App and web page records:
+-------+

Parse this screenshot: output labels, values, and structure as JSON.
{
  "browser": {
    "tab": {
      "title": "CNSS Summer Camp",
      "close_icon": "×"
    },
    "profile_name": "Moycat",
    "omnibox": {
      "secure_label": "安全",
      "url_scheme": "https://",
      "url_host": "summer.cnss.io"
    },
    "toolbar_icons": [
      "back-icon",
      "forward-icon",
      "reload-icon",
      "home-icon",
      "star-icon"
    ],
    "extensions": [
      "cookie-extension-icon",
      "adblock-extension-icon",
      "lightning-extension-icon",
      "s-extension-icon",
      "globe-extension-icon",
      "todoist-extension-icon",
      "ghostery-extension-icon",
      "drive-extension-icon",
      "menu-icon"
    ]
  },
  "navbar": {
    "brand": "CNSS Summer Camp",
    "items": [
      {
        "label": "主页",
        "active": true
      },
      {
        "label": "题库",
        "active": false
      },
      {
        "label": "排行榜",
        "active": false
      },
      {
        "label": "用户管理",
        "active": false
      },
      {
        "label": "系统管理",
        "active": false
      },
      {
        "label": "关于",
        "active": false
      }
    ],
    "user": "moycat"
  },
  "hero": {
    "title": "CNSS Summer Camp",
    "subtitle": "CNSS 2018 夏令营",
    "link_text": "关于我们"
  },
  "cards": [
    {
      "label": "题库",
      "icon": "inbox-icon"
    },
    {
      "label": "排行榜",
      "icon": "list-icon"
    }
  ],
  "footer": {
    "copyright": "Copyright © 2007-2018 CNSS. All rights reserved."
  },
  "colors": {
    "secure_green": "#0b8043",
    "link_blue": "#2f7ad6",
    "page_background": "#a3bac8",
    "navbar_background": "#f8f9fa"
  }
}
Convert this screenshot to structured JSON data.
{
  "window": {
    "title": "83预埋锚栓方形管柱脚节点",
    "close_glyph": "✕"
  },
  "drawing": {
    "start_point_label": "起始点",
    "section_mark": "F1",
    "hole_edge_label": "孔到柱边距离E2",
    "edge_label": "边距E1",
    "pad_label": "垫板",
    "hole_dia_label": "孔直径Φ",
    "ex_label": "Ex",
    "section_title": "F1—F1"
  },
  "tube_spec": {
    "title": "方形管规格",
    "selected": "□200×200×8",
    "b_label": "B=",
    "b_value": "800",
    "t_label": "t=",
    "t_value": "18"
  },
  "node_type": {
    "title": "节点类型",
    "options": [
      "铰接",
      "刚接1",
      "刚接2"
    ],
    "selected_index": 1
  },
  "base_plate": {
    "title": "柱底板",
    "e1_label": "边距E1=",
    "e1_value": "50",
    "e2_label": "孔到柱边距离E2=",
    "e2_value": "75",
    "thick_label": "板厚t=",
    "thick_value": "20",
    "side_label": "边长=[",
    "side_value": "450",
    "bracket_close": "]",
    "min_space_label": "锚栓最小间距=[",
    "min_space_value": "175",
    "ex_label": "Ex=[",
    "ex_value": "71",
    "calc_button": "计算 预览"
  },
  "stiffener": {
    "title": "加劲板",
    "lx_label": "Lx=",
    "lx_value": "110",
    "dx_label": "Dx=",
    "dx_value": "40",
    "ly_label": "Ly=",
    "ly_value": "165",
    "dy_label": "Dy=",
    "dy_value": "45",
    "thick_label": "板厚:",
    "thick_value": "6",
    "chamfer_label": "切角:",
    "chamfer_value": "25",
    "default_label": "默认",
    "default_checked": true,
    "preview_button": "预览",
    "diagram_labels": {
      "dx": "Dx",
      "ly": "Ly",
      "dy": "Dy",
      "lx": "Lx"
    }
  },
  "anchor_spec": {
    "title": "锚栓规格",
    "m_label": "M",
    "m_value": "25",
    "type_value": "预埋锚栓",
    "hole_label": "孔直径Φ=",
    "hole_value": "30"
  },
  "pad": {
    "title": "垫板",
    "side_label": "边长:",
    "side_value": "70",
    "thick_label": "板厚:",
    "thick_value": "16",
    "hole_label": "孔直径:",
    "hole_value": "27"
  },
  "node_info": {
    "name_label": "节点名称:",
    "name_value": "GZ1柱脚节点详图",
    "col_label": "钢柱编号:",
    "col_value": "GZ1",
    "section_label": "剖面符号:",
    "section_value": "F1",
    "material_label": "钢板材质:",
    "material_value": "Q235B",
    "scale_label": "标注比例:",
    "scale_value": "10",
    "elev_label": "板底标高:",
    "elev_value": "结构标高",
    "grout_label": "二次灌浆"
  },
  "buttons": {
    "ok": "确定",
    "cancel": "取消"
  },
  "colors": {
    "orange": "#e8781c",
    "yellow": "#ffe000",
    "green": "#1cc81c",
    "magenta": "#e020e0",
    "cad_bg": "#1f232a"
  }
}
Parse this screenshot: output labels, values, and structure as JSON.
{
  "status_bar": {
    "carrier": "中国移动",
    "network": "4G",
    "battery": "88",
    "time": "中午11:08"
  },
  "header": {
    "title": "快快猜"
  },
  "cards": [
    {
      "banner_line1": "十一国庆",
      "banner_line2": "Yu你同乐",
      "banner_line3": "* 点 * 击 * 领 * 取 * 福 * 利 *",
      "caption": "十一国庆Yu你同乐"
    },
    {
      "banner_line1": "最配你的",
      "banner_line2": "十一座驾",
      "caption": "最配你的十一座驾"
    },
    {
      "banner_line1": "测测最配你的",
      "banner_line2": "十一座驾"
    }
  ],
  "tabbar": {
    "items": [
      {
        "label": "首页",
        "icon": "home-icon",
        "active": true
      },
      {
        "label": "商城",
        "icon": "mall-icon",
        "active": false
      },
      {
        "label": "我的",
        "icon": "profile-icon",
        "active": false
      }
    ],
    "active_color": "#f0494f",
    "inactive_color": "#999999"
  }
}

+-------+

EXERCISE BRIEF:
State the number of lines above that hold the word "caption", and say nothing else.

OUTPUT OF THE TASK:
2